More household cleaners are on the market than a person could ever know what to do with. But many of them contain harsh chemicals that may not be something you want to expose family members and pets to (not to mention, they can be expensive). Create homemade cleaners on your own that contain simple ingredients for safe, effective cleaning around the house.
Use white vinegar as a general cleaner around the house. It's an amazing product because it's safe to use, is a natural disinfectant, is readily available and is inexpensive. The only downside is the smell, but if you dilute the vinegar with water it will help to curb the scent, which doesn't linger long anyway. Add a few tablespoons of dish soap and ¼ teaspoon salt or baking soda for some extra cleaning power. Put this cleaner in a spray bottle and use it anywhere there’s dirt or germs including counter tops in the kitchen or bathroom, light switches, doorknobs, kitchens, bathrooms, dining tables, and baseboards.

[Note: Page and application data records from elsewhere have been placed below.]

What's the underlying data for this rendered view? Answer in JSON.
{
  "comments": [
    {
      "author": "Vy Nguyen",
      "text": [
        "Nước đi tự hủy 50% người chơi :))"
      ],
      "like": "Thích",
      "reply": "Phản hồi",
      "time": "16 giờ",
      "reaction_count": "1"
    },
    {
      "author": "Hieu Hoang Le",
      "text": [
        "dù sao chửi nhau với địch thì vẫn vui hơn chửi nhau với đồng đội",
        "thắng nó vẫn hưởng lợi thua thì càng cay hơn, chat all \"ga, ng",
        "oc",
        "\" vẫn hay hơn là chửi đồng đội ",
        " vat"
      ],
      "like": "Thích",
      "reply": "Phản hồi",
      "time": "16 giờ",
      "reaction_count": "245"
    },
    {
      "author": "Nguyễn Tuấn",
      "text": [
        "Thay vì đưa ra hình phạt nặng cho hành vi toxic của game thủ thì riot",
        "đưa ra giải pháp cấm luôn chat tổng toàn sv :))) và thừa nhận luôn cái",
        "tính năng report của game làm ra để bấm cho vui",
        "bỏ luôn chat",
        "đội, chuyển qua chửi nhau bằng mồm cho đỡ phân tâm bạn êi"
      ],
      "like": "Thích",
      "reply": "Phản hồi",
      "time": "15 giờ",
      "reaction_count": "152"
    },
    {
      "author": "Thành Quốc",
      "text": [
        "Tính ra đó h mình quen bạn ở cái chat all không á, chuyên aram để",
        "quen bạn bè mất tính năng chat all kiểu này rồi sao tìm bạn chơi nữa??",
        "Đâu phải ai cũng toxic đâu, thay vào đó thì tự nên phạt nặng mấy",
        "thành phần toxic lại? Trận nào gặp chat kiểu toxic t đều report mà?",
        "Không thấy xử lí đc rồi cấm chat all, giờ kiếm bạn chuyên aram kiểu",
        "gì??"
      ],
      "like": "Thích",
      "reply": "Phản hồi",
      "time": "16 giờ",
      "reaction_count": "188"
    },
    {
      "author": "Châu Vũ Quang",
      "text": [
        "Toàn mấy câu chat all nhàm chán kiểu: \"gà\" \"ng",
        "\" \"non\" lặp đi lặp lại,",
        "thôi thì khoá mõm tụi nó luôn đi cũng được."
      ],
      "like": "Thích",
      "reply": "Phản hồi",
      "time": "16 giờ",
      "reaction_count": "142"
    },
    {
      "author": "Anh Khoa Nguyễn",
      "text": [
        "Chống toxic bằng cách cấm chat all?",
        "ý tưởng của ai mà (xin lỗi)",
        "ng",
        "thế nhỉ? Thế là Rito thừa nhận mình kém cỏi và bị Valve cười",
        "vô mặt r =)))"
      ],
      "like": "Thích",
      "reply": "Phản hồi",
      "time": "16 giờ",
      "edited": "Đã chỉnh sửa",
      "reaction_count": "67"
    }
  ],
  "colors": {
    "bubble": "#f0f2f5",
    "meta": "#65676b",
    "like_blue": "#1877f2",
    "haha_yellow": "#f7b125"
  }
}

Citrus Household Cleanser
If you absolutely cannot stand the smell of vinegar, turn your vinegar cleanser into a citrus-y smelling one. Add citrus fruit peels (orange, lemon, lime, or grapefruit) to the half-water, half-vinegar mixture, as well as 1 tablespoon of salt. Place the mixture into glass jars and store them for a few weeks before straining the mixture to get the liquid product. The cleaner will smell nice, clean well, and leave all those toxic store cleaners behind.
Deep Cleaning for Bathrooms
For general bathroom cleaning, you can also use white vinegar. You may want to use it straight in tough areas, but be sure to wear rubber gloves since vinegar can irritate your skin. Hydrogen peroxide is also a wonderful bathroom cleaner.
To scrub soap scum stains and water marks in sinks and toilets, use baking soda. It is abrasive enough to scrub that scum right off. For a fresher scent, add a few drops of your favorite essential oil to the powder, such as orange or lavender. Apply the paste and let it sit for at least five minutes before scrubbing.
For extra tough rings and stains that never seem to disappear, even with the use of harsh cleansers, try a pumice stone. Use the pumice stone directly on the stains and scrub the stains with the stone. It will take quite a bit of scrubbing, but this should do the trick.
Glassy and shiny surfaces such as mirrors can simply be wiped with a damp microfiber cloth. The microfiber wipes the streaks away on its own. For dirtier areas, such as glass sliding doors and windows, vinegar comes to the rescue again. Mix equal amounts of vinegar and water together in a spray bottle and use it as you would any other glass cleaning spray.
Mix together 2 cups borax, 2 cups washing soda, 1 grated bar of Fels-Naptha. Grate the Fels-Naptha with a chopper, blender, or grate it by hand. Mix all the ingredients and store the powdery concoction in a glass jar or other container with a lid. Use 1 tablespoon per load for regular laundry and 2 tablespoons for loads that are particularly dirty. For extra dirty loads, add 1 tablespoon of vinegar to the load.